I’m working my way through a couple of texts and a travel piece, but I wanted to briefly comment on this blog post by Techiavellian. Whether you know what a denial of service attack is or you don’t, he makes a couple of important points about the way we argue in the digital age.
I won’t repeat Techiavellian’s basic point – he describes the ways that argument happens on the Internet pretty powerfully, and he identifies the potential pitfalls as well.
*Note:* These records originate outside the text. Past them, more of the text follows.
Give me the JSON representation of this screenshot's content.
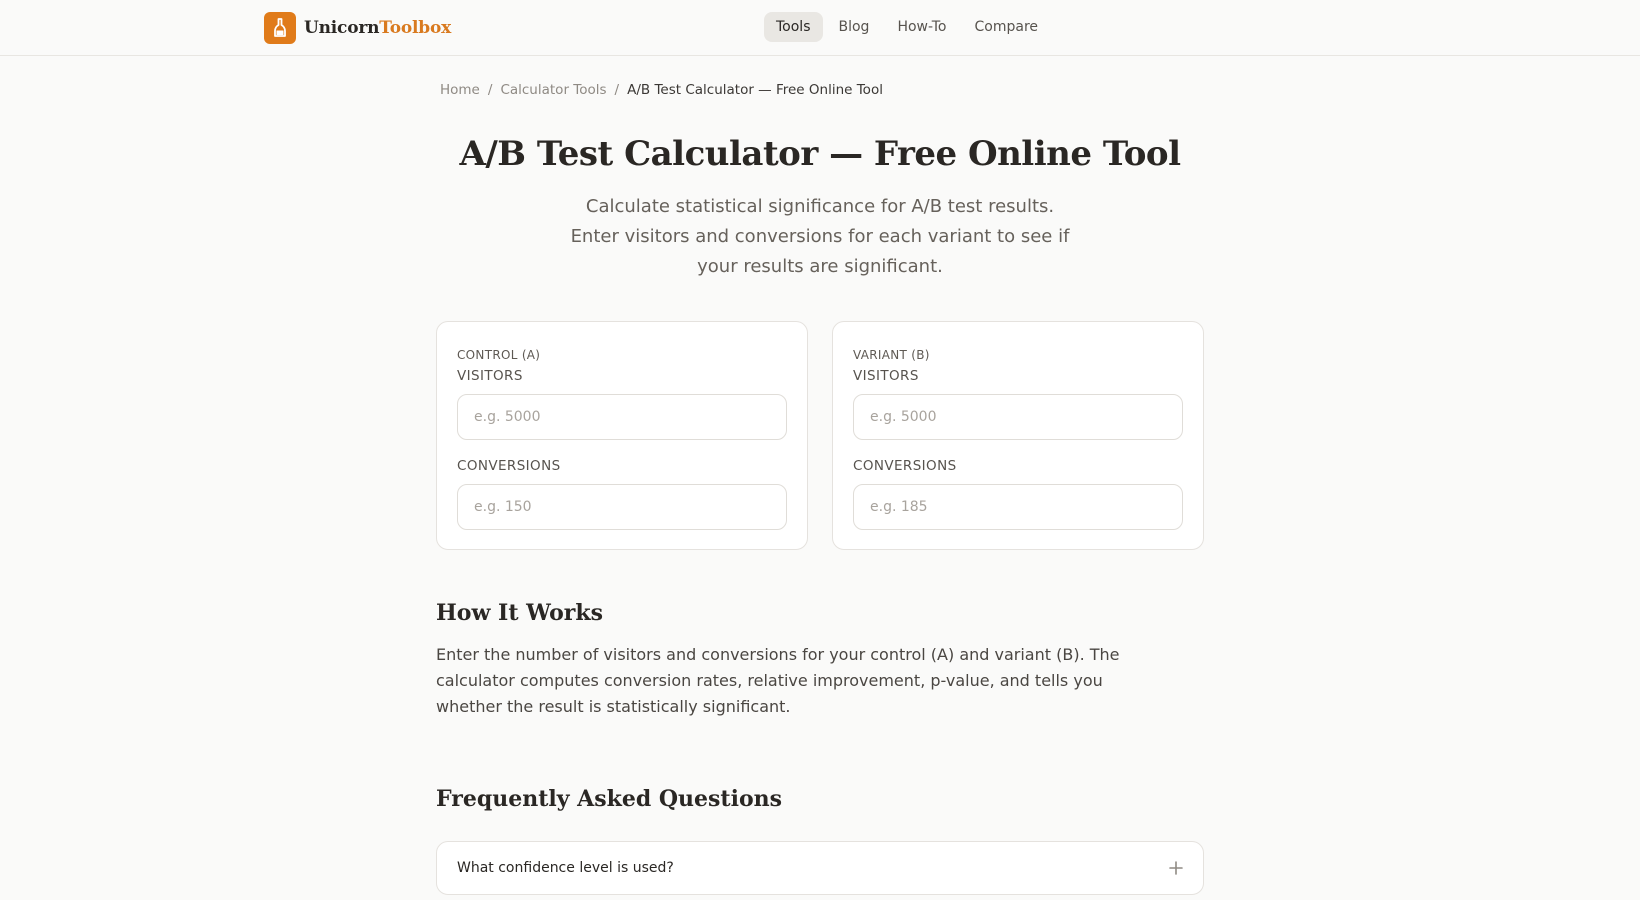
{
  "brand": {
    "name_main": "Unicorn",
    "name_accent": "Toolbox",
    "accent_color": "#e07b1a",
    "icon": "unicorn-bottle-icon"
  },
  "nav": {
    "items": [
      {
        "label": "Tools",
        "active": true
      },
      {
        "label": "Blog",
        "active": false
      },
      {
        "label": "How-To",
        "active": false
      },
      {
        "label": "Compare",
        "active": false
      }
    ]
  },
  "breadcrumb": {
    "items": [
      "Home",
      "Calculator Tools",
      "A/B Test Calculator — Free Online Tool"
    ],
    "separator": "/"
  },
  "page": {
    "title": "A/B Test Calculator — Free Online Tool",
    "subtitle": "Calculate statistical significance for A/B test results. Enter visitors and conversions for each variant to see if your results are significant."
  },
  "control": {
    "heading": "CONTROL (A)",
    "visitors_label": "VISITORS",
    "visitors_placeholder": "e.g. 5000",
    "visitors_value": "",
    "conversions_label": "CONVERSIONS",
    "conversions_placeholder": "e.g. 150",
    "conversions_value": ""
  },
  "variant": {
    "heading": "VARIANT (B)",
    "visitors_label": "VISITORS",
    "visitors_placeholder": "e.g. 5000",
    "visitors_value": "",
    "conversions_label": "CONVERSIONS",
    "conversions_placeholder": "e.g. 185",
    "conversions_value": ""
  },
  "how_it_works": {
    "heading": "How It Works",
    "body": "Enter the number of visitors and conversions for your control (A) and variant (B). The calculator computes conversion rates, relative improvement, p-value, and tells you whether the result is statistically significant."
  },
  "faq": {
    "heading": "Frequently Asked Questions",
    "items": [
      {
        "question": "What confidence level is used?",
        "icon": "plus-icon"
      }
    ]
  }
}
What I think is particularly interesting is that I think he identifies what happens when Kuhn’s paradigm shift happens in ways that I hadn’t thought about before.
After all, that accumulation of data that happens when a scientific paradigm shift occurs has to come from somewhere, and Kuhn assumed it came from science itself, as the weight of information that contradicted the initial paradigm eventually came to help scientists realize that they needed to work from a new theoretical foundation.
I remember how my own mind felt blown when I first encountered Kuhn’s magnum opus, and I thought about how maybe science’s claim to preeminence felt a bit less based in a clear, unbiased view of the data presented to it and more in the human desire to hang on to an explanation that works. The bit of a blow to scientific egos felt like something we could weather, and indeed most scientists I know acknowledged some awareness that Kuhn was onto an explanation of sorts, even if it left blanks.
What I didn’t get (thanks Techiavellian!) is that perhaps this process has gradually eroded our cultural confidence in expertise in general, in ways that have led to things like the election of a president who seems to believe that he knows all things in his gut, like a god, or Jabba the Hut. Maybe this explains the general failure among all of us to believe the experts (or at least give them a good listen), unless our life happens to be in their hands, like an airplane pilot or a raft guide or a heart surgeon.
If this erosion works like a DOS attack, then, as Techiavellian argues, where does the answer lie? Do we develop better filters? Identify known sources of bad information and eliminate them? Or is there a better solution, one that doesn’t involve defense or offense but openness?
When you figure it out please let me know…in the meantime I’ll just be here guiding my raft…